The songs showcased were an interesting choice of new and old. There were ones I already know and love (by Antony & the Johnsons and Bowie...), ones I know and like (Weill/Brecht's "Alabama Song"... though of course many of us know it best from the Doors version...) and then ones I've never really taken notice of or almost disliked before (Goldfrapp, for example, have never been favourites of mine and the show opened and closed with their songs...) but somehow it didn't really matter what you or I liked or didn't like... because they all made perfect sense in the setting of this show (and it was a show... in the proper sense of the word). The whole presentation was just... magnifique really. And I suspect Pauline was a little disappointed that the venue wasn't full but really we were quite a big audience it's just that the venue was bigger! I did wonder if another venue might suit the Onions better for future shows (the pluses of the Gardyne Theatre being accessibility, bar, big stage and proper lights/sound, the down side being the rows of seats when really every cabaret needs tables und chairs, darling, don't it?). But that's for them to decide and really what I'd like to say most of all is just "bravo, brava, bravo". Well done all round.

Particularly well done because I know this must have been a tough time for Pauline of late. Not only have she and her family not long since lost her own Mum but the recent death of Marra must have hit everyone hard too (he was a friend and inspiration to so many in Dundee). Here's a pic of Pauline, later in the evening, singing Marra's song "Alphabet" (a new song to me, online version by some Marras here):

No videos of the Onion Club online yet that I know of but I'll post some up here once there are. I should also mention that there was a support act on stage before the Onions themselves — an "alternative" Irish drag act from Sligo called Claudia Shifter ("alternative" was her word and it indicated more Leonard Cohen than ABBA in the routine, amongst other things, so she told us). I did enjoy this part of the night (quite funny, couple of good songs, nice wig, good audience teasing) but it was a little... rough round the edges compared to the star turns later on (sorry, Claudia... don't hate me...). Was it her first time performing out of Ireland (she didn't seem sure what material to use)? Was it the big venue... the giant stage... because Claudia did seem happier when joined by a member of the audience on the maracas (I mean, aren't we all?). Was it that I've seen material by other alternative drag acts (some who wouldn't even thank you for the name "drag"...) who would eat the poor love for breakfast (Chloe Poems... David "scare the bairns" Hoyle, once the Divine David). Anyway, maybe a bit of gentle drag is better than eating others for breakfast, what do I know... Here's a pic of Claudia:

And I must share this with you — when I put Claudia's name into a search engine it mentioned a competition she'd been in where other contestants were called Cher Guevara and Tyra Wanks. Don't you just love drag names.

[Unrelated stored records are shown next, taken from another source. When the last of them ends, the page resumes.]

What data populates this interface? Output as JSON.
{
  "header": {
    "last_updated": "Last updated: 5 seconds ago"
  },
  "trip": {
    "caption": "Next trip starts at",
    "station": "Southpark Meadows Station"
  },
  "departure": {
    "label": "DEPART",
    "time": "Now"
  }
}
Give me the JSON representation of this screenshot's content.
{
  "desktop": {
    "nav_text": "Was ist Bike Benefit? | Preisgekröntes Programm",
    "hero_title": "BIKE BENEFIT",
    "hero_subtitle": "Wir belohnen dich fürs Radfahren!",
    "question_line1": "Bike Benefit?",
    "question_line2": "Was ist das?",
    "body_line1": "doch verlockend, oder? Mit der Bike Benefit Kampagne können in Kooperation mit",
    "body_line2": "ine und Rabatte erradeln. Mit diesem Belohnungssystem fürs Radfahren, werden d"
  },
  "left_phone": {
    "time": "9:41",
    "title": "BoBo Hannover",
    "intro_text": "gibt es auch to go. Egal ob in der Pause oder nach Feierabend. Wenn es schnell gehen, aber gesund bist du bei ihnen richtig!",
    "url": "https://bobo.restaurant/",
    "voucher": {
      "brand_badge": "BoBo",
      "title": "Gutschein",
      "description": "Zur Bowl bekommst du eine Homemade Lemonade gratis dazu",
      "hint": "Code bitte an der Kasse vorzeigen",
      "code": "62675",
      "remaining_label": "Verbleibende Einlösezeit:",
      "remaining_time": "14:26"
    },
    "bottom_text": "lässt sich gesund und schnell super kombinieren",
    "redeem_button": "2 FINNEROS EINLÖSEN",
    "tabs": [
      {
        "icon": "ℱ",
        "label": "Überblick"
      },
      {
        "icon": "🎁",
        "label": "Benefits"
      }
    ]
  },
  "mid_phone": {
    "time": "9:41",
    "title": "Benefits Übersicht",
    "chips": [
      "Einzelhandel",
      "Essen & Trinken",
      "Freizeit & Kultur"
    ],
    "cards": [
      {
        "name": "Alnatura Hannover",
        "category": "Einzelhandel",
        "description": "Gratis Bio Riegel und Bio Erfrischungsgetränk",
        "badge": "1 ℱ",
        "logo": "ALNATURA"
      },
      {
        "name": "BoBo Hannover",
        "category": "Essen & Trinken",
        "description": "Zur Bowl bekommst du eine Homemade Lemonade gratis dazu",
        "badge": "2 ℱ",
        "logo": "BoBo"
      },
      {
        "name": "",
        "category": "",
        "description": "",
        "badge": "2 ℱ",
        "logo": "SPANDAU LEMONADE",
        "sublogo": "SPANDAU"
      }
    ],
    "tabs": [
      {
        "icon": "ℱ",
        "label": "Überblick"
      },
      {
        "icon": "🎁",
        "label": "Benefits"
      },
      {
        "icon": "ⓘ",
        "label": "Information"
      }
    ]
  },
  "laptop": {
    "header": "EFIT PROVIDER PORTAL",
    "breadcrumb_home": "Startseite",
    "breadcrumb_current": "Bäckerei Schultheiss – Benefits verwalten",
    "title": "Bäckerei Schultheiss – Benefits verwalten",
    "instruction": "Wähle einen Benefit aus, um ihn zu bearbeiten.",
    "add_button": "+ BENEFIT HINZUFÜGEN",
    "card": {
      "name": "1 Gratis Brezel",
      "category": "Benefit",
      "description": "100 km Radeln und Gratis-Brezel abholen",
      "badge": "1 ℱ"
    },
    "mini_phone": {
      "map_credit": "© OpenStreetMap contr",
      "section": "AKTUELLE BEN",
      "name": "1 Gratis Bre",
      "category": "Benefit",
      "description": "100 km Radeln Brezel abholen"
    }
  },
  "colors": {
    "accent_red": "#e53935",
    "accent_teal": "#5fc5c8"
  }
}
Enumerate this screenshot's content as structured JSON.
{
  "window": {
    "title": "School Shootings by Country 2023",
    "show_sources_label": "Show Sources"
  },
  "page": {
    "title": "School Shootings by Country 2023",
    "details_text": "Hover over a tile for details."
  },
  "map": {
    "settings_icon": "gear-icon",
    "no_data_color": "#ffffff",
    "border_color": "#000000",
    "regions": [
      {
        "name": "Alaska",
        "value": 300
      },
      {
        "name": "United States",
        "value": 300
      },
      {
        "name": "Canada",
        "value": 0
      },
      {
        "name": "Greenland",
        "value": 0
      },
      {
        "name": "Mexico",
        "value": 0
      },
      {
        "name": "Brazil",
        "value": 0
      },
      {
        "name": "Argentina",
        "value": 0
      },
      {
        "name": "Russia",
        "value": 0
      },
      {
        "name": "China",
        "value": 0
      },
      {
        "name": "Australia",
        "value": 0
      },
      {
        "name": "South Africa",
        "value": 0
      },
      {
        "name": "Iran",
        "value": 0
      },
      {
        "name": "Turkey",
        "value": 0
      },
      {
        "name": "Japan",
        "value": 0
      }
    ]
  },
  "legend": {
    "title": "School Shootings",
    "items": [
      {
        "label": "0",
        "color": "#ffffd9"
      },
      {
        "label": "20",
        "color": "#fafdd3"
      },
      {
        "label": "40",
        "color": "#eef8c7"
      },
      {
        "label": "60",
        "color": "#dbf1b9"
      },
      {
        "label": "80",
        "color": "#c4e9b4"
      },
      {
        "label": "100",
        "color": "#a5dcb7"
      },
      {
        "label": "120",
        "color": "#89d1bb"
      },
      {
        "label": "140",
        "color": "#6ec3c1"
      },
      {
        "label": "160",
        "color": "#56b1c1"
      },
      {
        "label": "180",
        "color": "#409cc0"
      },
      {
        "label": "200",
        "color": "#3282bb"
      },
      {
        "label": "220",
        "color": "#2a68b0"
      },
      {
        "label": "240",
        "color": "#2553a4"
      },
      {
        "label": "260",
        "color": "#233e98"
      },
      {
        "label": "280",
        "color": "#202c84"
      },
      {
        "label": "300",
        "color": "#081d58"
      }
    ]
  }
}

So that was Saturday... and then on Sunday I even managed to get out to the almost local boozer here to catch a set by Fife's Coaltown Daisies (I posted a song of theirs not long back here). Again there was fine singing, good playing (some lovely guitar solos added in by Montrose's own Gary Anderson too) and strongest of all for me, from Vivienne Bern and Lynzy Moutter (for thems the Daisies), an impressive standard of songwriting (theirs are guitars'n'feelings songs... but of a much higher quality than your average gigging band/songwriter). At one point Bern called a song of hers, "Fly by Night", her least favourite/worst song and all I could think was "well, if that's your least good song... then that just shows how good the rest of the songs are!"

And then it was home... home to reflect... home to get the bairn to bed... home to sleep.